Prospects for the U.S. Senate to approve the DREAM Act don’t look strong, but advocates of the proposed legislation that would provide a path to legalization for some undocumented youths are doing what they can this week to convince senators to pass it.
The word on Capitol Hill is that once the Congress resolves the tax-cut issue, a few senators who supported the DREAM Act in the past but haven’t recently may decide to support it.
As part of this push, four prominent scholars of students from immigrant families held a conference call with press yesterday to voice support for the DREAM Act. The call was hosted by the Immigration Policy Center of the Washington-based American Immigration Council. The scholars were Roberto G. Gonzales, of the University of Washington School of Social Work; Douglas S. Massey, of Princeton University’s Woodrow Wilson School of Public and International Affairs; Rubén G. Rumbaut, of the University of California Irvine School of Social Sciences; and Carola Suarez-Orozco, from New York University’s Steinhardt School of Culture, Education, and Human Development.
The center also reissued a statement signed by 288 scholars, including the four who hosted the call, arguing for passage of the DREAM Act. The list includes a number of scholars whose work I frequently write about on this blog or for Education Week, including Bruce Fuller, from the University of California, Berkeley, and Patricia Gándara, from the University of California, Los Angeles.

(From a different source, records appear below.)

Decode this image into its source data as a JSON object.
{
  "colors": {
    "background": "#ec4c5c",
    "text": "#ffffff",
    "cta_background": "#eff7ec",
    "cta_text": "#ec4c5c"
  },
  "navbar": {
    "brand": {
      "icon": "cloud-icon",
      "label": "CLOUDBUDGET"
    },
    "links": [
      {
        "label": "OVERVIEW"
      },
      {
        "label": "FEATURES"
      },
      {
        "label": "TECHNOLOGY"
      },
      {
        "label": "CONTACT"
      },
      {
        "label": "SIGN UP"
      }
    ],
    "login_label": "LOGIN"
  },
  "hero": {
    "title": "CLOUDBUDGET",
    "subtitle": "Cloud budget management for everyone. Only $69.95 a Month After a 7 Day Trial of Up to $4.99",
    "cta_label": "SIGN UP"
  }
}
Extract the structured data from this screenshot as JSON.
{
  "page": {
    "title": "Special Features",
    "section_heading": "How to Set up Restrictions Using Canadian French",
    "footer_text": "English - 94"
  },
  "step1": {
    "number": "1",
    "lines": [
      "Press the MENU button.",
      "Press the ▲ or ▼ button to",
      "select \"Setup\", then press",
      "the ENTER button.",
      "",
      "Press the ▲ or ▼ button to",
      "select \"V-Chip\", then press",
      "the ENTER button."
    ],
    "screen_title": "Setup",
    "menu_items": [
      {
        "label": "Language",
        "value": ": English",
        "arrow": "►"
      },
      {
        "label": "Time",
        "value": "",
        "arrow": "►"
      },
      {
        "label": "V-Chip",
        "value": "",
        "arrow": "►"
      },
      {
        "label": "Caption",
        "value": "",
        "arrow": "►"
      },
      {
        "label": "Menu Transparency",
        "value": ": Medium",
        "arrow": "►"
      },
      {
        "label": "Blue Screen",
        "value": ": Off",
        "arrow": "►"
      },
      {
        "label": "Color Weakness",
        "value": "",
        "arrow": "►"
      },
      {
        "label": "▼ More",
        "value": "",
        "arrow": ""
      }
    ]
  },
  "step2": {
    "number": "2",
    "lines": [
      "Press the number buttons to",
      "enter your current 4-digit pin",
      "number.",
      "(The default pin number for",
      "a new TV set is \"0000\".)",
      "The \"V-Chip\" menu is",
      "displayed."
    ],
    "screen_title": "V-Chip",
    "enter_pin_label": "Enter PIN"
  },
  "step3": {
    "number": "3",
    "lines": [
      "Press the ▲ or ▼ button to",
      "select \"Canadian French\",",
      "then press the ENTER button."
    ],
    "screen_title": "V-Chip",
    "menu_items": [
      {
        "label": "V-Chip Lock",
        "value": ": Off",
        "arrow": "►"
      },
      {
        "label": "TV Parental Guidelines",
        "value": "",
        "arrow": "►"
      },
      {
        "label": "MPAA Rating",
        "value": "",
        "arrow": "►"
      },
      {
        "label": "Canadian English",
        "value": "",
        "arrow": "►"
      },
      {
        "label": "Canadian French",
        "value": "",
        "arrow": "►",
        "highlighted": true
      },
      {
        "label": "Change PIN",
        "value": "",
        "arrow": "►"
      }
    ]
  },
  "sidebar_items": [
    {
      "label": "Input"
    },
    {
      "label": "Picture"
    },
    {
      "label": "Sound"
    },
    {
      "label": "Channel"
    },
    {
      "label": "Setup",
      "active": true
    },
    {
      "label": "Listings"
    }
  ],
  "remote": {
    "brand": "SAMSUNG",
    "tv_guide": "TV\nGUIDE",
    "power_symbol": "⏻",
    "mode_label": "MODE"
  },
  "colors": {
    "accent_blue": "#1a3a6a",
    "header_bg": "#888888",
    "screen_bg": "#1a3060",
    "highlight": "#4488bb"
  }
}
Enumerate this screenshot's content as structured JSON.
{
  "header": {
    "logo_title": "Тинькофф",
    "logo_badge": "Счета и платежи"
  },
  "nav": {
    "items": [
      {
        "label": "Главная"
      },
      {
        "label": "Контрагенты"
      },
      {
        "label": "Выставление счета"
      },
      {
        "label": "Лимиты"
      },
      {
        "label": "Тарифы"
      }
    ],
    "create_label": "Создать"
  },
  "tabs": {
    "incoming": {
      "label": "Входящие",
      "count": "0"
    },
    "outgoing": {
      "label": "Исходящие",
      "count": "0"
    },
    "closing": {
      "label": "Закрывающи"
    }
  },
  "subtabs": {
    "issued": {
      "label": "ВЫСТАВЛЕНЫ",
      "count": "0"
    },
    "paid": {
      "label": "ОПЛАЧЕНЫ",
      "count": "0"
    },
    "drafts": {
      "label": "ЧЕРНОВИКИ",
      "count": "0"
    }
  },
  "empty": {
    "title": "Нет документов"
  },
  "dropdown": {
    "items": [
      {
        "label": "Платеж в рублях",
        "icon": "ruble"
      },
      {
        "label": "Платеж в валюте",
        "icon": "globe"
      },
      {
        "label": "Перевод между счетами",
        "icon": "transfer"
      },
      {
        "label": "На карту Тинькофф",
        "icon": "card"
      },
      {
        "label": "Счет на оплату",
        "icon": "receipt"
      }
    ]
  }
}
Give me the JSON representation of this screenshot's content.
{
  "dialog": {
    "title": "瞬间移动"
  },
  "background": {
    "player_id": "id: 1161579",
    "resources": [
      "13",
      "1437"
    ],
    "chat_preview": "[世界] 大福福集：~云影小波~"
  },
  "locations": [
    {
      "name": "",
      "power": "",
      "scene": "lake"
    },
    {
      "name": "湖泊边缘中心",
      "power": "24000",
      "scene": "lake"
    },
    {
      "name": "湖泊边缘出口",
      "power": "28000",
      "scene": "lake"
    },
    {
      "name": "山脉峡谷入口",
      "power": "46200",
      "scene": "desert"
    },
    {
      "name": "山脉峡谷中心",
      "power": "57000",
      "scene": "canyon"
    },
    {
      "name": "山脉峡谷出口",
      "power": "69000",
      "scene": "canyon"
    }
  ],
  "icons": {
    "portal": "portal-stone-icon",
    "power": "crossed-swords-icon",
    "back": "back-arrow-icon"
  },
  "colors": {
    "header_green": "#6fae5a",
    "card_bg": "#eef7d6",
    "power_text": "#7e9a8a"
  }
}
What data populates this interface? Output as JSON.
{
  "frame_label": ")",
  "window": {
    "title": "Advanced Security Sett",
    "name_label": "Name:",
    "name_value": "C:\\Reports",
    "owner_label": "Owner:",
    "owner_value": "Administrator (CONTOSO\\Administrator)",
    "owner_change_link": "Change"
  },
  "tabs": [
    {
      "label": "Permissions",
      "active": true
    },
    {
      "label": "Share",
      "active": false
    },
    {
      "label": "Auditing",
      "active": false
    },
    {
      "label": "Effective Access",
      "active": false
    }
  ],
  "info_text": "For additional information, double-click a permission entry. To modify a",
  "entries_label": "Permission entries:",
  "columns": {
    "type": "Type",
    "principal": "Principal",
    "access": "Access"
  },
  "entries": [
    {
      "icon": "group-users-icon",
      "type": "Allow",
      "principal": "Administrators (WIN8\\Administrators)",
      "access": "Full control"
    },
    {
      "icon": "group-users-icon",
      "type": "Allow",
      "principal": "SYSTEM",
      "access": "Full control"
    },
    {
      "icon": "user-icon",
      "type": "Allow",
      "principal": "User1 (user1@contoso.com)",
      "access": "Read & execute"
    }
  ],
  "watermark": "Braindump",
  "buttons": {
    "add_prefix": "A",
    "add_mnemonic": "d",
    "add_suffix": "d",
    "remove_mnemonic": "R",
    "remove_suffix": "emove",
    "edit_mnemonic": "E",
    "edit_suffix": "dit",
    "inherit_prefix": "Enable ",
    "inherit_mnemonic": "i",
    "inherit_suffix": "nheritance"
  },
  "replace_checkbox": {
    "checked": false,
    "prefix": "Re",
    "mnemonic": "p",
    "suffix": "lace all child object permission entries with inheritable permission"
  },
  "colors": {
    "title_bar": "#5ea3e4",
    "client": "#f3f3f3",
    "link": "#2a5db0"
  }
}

The version of the Development, Relief, and Education for Alien Minors Act, or DREAM Act, approved by the House last Wednesday would provide a path to legalization for undocumented high school graduates who meet certain criteria and complete two years of college or military service. To be eligible, the graduates would have to have arrived in the United States before age 16 and be no older than 30. They also would have to have lived in this country for five continuous years and have no criminal record.
The Senate was scheduled to cast a procedural vote last Thursday to move its version of the DREAM Act forward. But realizing that he didn’t have the votes for the act to be considered by the full Senate, Senate Majority Leader Harry Reid, D-Nev., instead led lawmakers to table the act in the hopes that he could garner more support for it before the end of the lame-duck session in Congress. The Senate has put its version of the DREAM Act aside and is expected to vote on the House version of the act, which is quite similar. The House version has a few nuanced differences, such as a $550 fee for youths to initially apply for the benefits of the bill and a $2,000 fee for them to apply for legal status five years after the initial application. Those fees aren’t in the Senate version of the bill.
While the DREAM Act had bipartisan support when it was first introduced in Congress in 2001, now Democrats are generally for it and Republicans are against it. Interestingly, Linda Chavez, a conservative Latina, wrote in a column published this week that by opposing the DREAM Act, Republicans are fostering a false message to Latinos crafted by Democrats: “Democrats are your friends; Republicans are not.”
Chavez, who is the president of the Center for Equal Opportunity, a conservative think tank based in Falls Church, Va., says, “The refusal of all but a tiny handful of Republicans to vote for the Dream Act will become a future nightmare.”
A version of this news article first appeared in the Learning the Language blog.